Hastert Got What He Deserved
In a recent blog article by Matt Kaiser, the author argues that former Speaker of the House Dennis Hastert was wrongly sentenced at his recent hearing for hiding financial payouts as hush money ($3 Million in fact!). When he was a wrestling coach and a high school teacher before he was a member of Congress, and then Speaker of the House, he touched kids he coached. They asked for money from him to keep quiet and he paid it. In the course of paying it, he structured the payments to avoid federal bank reporting laws. Mr. Kaiser thinks the sentencing Judge asked and allowed evidence that was beyond what was appropriate at a sentencing hearing. The author is correct – justice was not served – Hastert got off way too easy and deserved to spend the rest of his life in prison.
Of course, there is a much broader backstory here. As Eric Boehlert wrote a year ago,
During the 1990s, Hastert remained a firm advocate of impeachment, at one point condemning the president for his “inability to abide by the law.” Hastert stressed, “The evidence in President Clinton’s case is overwhelming that he has abused and violated the public trust.”
Of course it was the impeachment imbroglio that elevated Hastert, indirectly, to his lofty position of speaker of the House; a position he later leveraged into millions by becoming a very wealthy lobbyist.
The background: Former Republican Speaker Newt Gingrich was forced to resign in 1998 after the impeachment-obsessed GOP faced disastrous midterm losses. (Gingrich later admitted he was engaged in an affair with a Congressional aide at the time.) Up next was Rep. Bob Livingston (R-LA), chairman of the powerful Appropriations Committee. “One of the loudest of those calling for the House to impeach Clinton over an extra-marital affair,” noted the National Journal, Livingston was soon ousted after he was forced to publicly confess to committing adultery “on occasion.”
Into that void stepped Hastert.
That means all three Republican House leaders who pursued Clinton’s impeachment have now confessed or been accused of sexual and moral transgressions themselves. Those were the people the D.C press took its cues from during the impeachment charade?
At sentencing, it is normal for additional information to be presented by both sides, which may or may not normally admissible at trial (on the issue of guilt). The reasons that the money was paid in the first place, i.e., as hush money for child molestation, is certainly fair game in my opinion.
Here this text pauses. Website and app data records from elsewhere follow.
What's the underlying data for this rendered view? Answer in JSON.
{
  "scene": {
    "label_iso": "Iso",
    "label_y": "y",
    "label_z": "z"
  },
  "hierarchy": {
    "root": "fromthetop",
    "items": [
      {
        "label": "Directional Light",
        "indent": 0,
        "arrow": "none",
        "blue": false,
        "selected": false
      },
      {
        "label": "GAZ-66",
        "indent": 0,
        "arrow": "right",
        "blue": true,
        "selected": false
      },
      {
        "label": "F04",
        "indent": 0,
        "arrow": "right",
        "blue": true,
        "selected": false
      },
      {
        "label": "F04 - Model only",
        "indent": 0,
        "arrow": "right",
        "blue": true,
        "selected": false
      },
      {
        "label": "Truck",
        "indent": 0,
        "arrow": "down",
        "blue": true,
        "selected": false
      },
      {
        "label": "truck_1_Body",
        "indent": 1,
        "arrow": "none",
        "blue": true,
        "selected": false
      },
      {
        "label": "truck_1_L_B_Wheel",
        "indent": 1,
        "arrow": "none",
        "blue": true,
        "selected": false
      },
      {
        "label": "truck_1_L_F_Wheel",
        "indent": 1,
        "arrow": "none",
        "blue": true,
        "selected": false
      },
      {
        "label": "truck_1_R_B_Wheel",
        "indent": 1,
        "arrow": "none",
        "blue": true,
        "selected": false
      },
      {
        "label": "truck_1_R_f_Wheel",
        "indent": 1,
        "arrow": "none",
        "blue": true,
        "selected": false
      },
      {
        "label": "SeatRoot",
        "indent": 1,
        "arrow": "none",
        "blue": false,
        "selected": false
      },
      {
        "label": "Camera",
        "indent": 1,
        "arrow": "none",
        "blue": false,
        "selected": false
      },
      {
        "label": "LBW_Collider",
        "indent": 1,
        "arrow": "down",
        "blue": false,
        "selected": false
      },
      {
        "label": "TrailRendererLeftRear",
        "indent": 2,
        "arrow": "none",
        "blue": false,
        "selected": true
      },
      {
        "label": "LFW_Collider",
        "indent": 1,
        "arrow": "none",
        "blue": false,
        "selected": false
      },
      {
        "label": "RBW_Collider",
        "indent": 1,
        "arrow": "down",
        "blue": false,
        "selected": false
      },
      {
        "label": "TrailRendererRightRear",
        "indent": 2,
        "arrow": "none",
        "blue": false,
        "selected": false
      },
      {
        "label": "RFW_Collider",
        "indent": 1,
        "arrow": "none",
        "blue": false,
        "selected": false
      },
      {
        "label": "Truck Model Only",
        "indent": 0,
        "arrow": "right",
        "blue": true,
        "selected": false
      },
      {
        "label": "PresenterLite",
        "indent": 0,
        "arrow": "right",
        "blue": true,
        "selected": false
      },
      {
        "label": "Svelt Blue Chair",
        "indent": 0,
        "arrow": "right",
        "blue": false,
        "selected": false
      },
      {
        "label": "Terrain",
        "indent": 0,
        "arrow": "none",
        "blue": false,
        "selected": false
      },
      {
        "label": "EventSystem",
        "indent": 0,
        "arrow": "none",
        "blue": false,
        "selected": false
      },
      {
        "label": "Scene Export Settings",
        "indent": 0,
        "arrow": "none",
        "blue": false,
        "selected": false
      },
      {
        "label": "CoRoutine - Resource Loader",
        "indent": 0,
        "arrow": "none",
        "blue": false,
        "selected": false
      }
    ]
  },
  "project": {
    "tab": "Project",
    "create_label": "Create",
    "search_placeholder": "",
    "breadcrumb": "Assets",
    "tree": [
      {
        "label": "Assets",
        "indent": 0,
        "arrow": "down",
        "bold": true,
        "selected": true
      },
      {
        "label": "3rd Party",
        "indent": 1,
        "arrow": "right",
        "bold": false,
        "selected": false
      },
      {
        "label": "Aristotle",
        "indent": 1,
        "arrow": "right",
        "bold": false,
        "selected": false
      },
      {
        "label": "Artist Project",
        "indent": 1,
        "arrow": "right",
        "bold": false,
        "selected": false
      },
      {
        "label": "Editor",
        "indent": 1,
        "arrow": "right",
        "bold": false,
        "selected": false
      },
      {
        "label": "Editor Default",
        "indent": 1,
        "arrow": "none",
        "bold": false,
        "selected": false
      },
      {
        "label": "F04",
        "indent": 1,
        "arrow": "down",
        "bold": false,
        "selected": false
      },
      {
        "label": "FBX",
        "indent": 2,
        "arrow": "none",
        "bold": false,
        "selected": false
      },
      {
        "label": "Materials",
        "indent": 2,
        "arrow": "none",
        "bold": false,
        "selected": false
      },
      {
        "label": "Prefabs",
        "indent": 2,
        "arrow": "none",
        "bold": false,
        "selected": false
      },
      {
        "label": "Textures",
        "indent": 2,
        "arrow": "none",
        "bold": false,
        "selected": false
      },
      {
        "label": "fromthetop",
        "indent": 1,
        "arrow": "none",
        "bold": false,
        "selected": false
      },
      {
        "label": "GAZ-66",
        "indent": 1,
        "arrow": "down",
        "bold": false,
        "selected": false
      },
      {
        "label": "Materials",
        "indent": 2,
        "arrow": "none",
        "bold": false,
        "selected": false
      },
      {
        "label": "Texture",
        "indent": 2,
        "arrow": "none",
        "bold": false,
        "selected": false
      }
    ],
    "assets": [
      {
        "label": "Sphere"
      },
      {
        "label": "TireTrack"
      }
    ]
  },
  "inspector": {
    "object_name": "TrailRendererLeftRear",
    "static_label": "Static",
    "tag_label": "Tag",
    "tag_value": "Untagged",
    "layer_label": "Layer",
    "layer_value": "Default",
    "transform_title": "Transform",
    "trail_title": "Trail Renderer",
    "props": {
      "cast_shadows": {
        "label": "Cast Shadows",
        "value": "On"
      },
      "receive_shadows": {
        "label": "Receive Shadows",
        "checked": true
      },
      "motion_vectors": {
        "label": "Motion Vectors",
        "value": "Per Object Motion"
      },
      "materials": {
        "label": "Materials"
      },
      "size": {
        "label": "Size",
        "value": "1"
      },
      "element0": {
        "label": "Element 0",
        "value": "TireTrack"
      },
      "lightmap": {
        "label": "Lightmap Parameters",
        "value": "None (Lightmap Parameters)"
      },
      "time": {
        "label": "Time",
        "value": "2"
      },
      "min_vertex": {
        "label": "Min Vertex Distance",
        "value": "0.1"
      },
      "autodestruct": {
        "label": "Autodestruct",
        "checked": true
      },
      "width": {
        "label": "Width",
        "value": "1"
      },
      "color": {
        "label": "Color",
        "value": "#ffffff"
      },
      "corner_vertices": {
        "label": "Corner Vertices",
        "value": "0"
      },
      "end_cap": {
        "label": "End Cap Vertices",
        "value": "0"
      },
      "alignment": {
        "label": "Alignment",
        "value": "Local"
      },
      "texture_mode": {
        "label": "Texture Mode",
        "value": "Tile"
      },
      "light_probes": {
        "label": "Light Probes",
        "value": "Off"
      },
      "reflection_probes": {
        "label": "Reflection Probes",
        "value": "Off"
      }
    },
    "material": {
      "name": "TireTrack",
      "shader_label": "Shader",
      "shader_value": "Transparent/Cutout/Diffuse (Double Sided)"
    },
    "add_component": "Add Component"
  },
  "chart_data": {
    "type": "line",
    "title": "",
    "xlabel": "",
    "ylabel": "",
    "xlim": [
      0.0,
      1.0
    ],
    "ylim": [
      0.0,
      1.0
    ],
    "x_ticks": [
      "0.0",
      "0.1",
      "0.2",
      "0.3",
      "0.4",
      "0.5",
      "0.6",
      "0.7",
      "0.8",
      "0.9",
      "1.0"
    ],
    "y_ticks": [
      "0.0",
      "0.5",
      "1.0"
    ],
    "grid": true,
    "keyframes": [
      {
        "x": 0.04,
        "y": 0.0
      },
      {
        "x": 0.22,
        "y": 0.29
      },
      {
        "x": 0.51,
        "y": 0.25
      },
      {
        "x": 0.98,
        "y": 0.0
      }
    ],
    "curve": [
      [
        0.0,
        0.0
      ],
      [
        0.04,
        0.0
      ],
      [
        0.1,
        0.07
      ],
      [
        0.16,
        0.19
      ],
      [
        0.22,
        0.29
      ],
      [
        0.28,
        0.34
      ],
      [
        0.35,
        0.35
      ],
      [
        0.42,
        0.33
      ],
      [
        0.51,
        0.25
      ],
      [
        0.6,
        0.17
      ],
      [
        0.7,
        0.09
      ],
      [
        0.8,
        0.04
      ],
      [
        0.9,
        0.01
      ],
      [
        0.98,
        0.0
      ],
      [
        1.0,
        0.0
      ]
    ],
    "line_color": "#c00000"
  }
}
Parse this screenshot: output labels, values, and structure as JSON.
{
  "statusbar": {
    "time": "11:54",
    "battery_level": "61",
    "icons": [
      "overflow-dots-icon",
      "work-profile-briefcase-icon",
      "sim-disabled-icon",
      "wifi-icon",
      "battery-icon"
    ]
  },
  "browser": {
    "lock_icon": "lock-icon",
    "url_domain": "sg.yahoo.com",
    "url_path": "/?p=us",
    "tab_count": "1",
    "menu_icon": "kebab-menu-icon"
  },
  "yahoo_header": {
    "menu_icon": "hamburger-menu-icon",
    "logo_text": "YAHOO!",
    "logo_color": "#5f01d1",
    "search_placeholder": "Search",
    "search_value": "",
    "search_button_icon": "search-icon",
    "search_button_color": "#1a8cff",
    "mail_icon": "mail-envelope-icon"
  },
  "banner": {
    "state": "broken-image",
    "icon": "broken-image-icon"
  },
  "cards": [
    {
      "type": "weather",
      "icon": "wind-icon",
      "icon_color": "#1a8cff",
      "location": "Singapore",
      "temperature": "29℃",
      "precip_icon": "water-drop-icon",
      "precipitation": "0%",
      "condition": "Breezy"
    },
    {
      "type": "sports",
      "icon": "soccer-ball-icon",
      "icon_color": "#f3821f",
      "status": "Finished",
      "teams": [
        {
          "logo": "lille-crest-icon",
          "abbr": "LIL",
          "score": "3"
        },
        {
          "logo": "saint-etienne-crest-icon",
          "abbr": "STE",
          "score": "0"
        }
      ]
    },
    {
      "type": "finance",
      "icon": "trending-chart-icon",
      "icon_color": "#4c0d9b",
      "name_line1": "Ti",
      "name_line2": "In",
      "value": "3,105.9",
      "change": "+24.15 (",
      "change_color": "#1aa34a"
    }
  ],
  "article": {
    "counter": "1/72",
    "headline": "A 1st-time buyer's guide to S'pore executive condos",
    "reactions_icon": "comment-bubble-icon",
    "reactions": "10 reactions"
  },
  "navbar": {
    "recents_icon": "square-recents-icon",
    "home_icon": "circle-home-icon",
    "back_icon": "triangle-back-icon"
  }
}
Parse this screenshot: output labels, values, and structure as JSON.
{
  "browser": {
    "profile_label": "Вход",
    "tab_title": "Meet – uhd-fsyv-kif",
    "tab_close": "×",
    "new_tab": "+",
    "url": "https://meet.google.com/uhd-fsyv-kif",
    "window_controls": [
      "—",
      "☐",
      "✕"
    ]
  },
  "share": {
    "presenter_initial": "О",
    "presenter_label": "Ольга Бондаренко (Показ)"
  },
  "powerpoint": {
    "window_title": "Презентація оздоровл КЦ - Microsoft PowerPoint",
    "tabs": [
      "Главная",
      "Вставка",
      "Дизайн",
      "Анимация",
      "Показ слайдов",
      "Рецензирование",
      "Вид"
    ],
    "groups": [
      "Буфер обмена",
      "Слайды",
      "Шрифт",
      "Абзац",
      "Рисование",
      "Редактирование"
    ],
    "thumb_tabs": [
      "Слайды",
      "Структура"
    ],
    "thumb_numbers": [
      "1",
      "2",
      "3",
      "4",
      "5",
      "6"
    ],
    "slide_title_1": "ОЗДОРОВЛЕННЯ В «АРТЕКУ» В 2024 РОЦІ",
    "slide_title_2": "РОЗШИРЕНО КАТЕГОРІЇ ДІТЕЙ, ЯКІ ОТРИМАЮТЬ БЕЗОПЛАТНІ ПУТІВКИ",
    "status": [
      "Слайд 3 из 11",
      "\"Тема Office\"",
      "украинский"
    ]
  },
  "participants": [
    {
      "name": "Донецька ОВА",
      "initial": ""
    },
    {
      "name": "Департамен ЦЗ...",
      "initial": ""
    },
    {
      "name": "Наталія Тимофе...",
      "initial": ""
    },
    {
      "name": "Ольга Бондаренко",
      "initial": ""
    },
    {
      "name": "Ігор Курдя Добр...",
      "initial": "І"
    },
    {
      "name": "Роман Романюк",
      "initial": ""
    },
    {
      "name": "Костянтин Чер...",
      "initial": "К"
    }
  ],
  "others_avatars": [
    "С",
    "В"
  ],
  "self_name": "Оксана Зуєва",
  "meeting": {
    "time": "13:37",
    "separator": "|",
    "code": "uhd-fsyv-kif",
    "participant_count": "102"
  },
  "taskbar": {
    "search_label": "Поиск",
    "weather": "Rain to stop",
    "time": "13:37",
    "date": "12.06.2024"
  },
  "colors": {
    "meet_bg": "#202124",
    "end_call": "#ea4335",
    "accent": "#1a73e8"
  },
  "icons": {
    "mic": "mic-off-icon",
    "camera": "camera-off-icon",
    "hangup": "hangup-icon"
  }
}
Sometimes the wheels of justice do not turn predictably, but in this case the ultimate result was just.